TASK STATEMENT:
Count, in the data that follows, every line with the string "this", and give that count as the whole reply.

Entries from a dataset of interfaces
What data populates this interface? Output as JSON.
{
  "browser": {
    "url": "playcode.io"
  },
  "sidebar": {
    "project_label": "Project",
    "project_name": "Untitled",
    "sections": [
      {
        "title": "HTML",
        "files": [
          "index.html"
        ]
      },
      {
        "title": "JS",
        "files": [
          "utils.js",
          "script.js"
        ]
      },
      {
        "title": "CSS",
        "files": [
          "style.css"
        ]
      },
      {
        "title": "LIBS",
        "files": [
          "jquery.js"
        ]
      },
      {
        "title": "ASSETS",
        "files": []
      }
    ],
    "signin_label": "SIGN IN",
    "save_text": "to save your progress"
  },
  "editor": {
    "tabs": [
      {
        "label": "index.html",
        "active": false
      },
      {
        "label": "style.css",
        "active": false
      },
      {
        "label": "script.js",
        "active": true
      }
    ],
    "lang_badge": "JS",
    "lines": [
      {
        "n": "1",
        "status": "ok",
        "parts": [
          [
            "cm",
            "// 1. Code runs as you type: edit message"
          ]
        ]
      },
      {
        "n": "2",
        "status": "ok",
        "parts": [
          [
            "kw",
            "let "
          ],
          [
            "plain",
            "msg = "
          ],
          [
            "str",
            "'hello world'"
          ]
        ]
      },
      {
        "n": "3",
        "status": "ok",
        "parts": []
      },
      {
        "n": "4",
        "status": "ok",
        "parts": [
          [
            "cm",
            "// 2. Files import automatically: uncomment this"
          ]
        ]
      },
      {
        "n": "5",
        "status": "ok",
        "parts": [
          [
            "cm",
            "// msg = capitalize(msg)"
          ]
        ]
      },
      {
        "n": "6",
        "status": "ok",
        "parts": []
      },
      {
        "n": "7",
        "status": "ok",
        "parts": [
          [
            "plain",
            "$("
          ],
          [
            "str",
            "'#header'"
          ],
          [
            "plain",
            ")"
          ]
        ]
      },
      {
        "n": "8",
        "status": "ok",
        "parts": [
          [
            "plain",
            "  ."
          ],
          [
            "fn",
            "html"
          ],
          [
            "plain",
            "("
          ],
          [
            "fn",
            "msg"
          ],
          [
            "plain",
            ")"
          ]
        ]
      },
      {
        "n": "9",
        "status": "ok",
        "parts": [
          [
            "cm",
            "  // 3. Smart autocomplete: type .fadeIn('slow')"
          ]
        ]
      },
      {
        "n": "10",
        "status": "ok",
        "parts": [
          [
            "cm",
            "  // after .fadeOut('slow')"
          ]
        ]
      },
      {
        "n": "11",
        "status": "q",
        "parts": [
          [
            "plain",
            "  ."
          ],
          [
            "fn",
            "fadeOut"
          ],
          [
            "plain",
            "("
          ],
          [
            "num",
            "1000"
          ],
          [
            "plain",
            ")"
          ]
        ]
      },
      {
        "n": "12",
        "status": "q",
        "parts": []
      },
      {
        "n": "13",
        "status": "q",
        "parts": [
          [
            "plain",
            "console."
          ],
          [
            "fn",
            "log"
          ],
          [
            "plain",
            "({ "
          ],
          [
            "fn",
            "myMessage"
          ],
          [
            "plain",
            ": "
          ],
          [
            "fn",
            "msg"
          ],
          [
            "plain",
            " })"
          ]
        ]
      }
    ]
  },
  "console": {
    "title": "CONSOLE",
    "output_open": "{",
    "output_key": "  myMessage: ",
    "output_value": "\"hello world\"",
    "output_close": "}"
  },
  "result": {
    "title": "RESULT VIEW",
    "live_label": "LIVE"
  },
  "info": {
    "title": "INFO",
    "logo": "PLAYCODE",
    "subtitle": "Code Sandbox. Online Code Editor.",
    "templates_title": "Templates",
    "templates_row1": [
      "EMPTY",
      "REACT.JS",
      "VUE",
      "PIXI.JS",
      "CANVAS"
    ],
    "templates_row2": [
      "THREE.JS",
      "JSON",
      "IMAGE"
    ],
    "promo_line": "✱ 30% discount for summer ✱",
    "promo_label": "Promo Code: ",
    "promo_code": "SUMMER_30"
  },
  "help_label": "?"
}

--

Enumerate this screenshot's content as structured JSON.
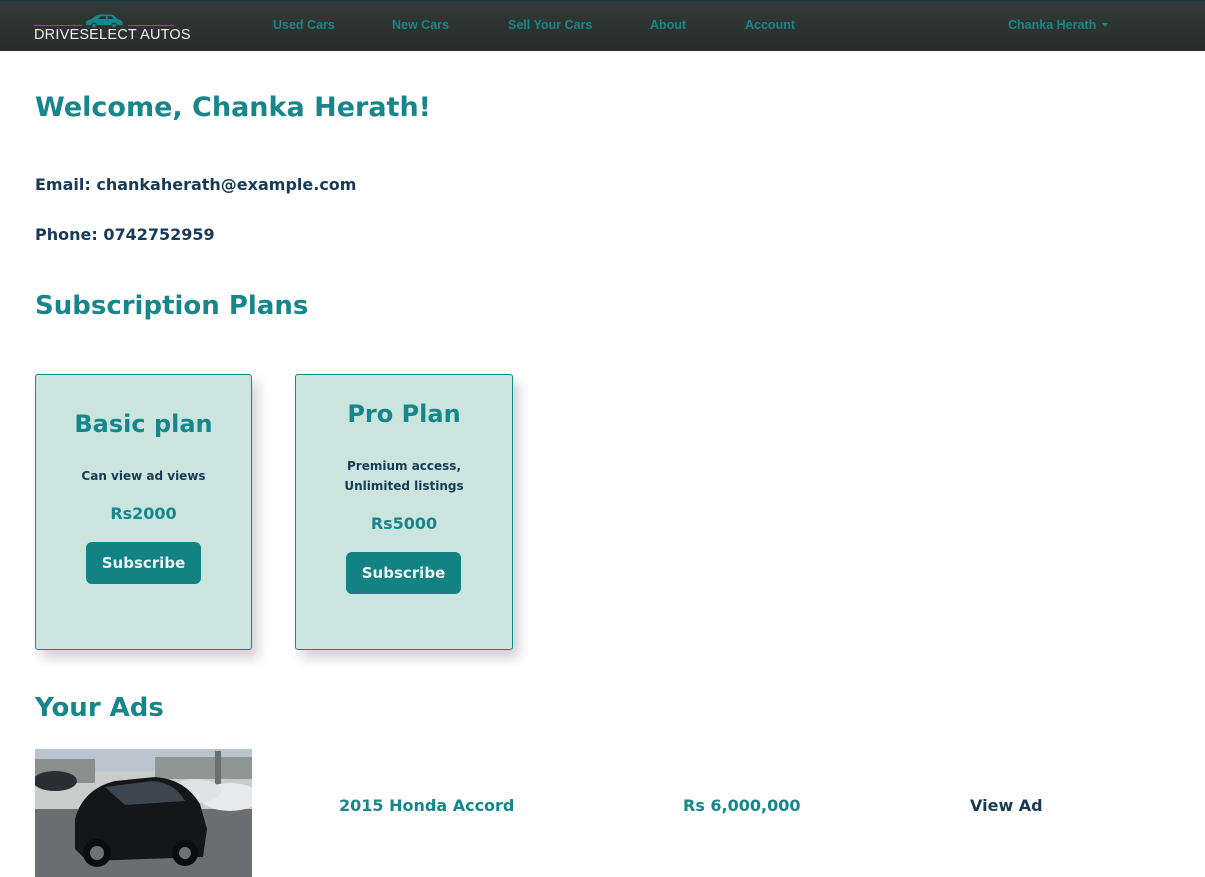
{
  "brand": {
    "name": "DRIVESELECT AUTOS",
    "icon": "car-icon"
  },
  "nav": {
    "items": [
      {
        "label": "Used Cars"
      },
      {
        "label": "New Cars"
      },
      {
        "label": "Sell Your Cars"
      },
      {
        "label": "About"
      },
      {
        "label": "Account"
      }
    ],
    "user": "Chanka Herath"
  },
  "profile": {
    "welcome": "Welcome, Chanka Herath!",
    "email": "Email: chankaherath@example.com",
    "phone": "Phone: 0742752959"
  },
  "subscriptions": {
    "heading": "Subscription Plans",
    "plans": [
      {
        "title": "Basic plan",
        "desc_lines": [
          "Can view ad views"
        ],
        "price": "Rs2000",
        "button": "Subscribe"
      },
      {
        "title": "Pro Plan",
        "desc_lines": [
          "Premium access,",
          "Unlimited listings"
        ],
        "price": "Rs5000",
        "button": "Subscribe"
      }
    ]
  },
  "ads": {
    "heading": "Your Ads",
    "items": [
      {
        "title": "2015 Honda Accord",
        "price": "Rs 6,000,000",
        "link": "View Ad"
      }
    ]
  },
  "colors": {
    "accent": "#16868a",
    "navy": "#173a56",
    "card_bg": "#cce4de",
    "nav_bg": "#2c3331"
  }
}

EXERCISE RESULT:
3